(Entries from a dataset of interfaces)
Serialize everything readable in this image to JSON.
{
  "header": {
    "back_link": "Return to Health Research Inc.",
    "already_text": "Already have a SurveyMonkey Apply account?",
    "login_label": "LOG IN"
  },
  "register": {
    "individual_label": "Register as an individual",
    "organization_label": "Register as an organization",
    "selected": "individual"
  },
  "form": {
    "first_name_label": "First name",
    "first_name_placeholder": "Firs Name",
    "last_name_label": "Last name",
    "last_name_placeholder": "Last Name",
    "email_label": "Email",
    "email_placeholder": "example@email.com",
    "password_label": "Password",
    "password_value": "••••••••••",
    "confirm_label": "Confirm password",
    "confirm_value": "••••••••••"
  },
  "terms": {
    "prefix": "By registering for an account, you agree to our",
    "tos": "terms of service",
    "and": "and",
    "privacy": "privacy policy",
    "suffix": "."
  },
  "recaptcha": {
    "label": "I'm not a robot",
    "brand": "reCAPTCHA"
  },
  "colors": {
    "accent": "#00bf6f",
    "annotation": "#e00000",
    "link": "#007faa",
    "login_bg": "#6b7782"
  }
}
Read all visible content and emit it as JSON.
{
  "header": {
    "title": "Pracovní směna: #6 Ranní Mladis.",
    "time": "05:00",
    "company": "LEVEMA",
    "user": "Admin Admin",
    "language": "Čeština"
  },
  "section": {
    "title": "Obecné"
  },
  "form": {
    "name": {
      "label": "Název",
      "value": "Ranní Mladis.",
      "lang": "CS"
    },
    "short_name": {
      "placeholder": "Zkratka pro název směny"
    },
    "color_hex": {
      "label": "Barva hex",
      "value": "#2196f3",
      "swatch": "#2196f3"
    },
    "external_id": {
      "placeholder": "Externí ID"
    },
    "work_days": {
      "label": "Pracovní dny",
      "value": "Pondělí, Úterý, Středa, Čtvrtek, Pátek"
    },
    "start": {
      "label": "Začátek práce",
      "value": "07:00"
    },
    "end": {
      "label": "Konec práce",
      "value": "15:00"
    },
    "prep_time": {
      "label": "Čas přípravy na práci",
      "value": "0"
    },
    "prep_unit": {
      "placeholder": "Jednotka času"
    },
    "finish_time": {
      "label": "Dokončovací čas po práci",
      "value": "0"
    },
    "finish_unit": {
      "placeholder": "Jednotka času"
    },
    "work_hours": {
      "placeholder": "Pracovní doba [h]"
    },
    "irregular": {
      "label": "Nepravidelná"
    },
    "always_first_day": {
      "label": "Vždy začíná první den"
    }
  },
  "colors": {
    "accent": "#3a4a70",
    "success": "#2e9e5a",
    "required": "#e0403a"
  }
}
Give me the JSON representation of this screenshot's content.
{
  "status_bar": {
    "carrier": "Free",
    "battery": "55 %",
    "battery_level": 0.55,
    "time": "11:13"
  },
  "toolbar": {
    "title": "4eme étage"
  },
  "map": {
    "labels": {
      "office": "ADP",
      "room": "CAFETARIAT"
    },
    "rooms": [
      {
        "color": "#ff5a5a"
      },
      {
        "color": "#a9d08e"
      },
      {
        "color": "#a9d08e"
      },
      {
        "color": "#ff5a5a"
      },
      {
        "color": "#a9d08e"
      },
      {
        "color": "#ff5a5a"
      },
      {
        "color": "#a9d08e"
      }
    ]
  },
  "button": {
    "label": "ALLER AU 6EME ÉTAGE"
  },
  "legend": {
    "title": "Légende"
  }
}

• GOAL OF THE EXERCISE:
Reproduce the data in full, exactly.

• SOLUTION:
Serialize everything readable in this image to JSON.
{
  "header": {
    "back_link": "Return to Health Research Inc.",
    "already_text": "Already have a SurveyMonkey Apply account?",
    "login_label": "LOG IN"
  },
  "register": {
    "individual_label": "Register as an individual",
    "organization_label": "Register as an organization",
    "selected": "individual"
  },
  "form": {
    "first_name_label": "First name",
    "first_name_placeholder": "Firs Name",
    "last_name_label": "Last name",
    "last_name_placeholder": "Last Name",
    "email_label": "Email",
    "email_placeholder": "example@email.com",
    "password_label": "Password",
    "password_value": "••••••••••",
    "confirm_label": "Confirm password",
    "confirm_value": "••••••••••"
  },
  "terms": {
    "prefix": "By registering for an account, you agree to our",
    "tos": "terms of service",
    "and": "and",
    "privacy": "privacy policy",
    "suffix": "."
  },
  "recaptcha": {
    "label": "I'm not a robot",
    "brand": "reCAPTCHA"
  },
  "colors": {
    "accent": "#00bf6f",
    "annotation": "#e00000",
    "link": "#007faa",
    "login_bg": "#6b7782"
  }
}
Read all visible content and emit it as JSON.
{
  "header": {
    "title": "Pracovní směna: #6 Ranní Mladis.",
    "time": "05:00",
    "company": "LEVEMA",
    "user": "Admin Admin",
    "language": "Čeština"
  },
  "section": {
    "title": "Obecné"
  },
  "form": {
    "name": {
      "label": "Název",
      "value": "Ranní Mladis.",
      "lang": "CS"
    },
    "short_name": {
      "placeholder": "Zkratka pro název směny"
    },
    "color_hex": {
      "label": "Barva hex",
      "value": "#2196f3",
      "swatch": "#2196f3"
    },
    "external_id": {
      "placeholder": "Externí ID"
    },
    "work_days": {
      "label": "Pracovní dny",
      "value": "Pondělí, Úterý, Středa, Čtvrtek, Pátek"
    },
    "start": {
      "label": "Začátek práce",
      "value": "07:00"
    },
    "end": {
      "label": "Konec práce",
      "value": "15:00"
    },
    "prep_time": {
      "label": "Čas přípravy na práci",
      "value": "0"
    },
    "prep_unit": {
      "placeholder": "Jednotka času"
    },
    "finish_time": {
      "label": "Dokončovací čas po práci",
      "value": "0"
    },
    "finish_unit": {
      "placeholder": "Jednotka času"
    },
    "work_hours": {
      "placeholder": "Pracovní doba [h]"
    },
    "irregular": {
      "label": "Nepravidelná"
    },
    "always_first_day": {
      "label": "Vždy začíná první den"
    }
  },
  "colors": {
    "accent": "#3a4a70",
    "success": "#2e9e5a",
    "required": "#e0403a"
  }
}
Give me the JSON representation of this screenshot's content.
{
  "status_bar": {
    "carrier": "Free",
    "battery": "55 %",
    "battery_level": 0.55,
    "time": "11:13"
  },
  "toolbar": {
    "title": "4eme étage"
  },
  "map": {
    "labels": {
      "office": "ADP",
      "room": "CAFETARIAT"
    },
    "rooms": [
      {
        "color": "#ff5a5a"
      },
      {
        "color": "#a9d08e"
      },
      {
        "color": "#a9d08e"
      },
      {
        "color": "#ff5a5a"
      },
      {
        "color": "#a9d08e"
      },
      {
        "color": "#ff5a5a"
      },
      {
        "color": "#a9d08e"
      }
    ]
  },
  "button": {
    "label": "ALLER AU 6EME ÉTAGE"
  },
  "legend": {
    "title": "Légende"
  }
}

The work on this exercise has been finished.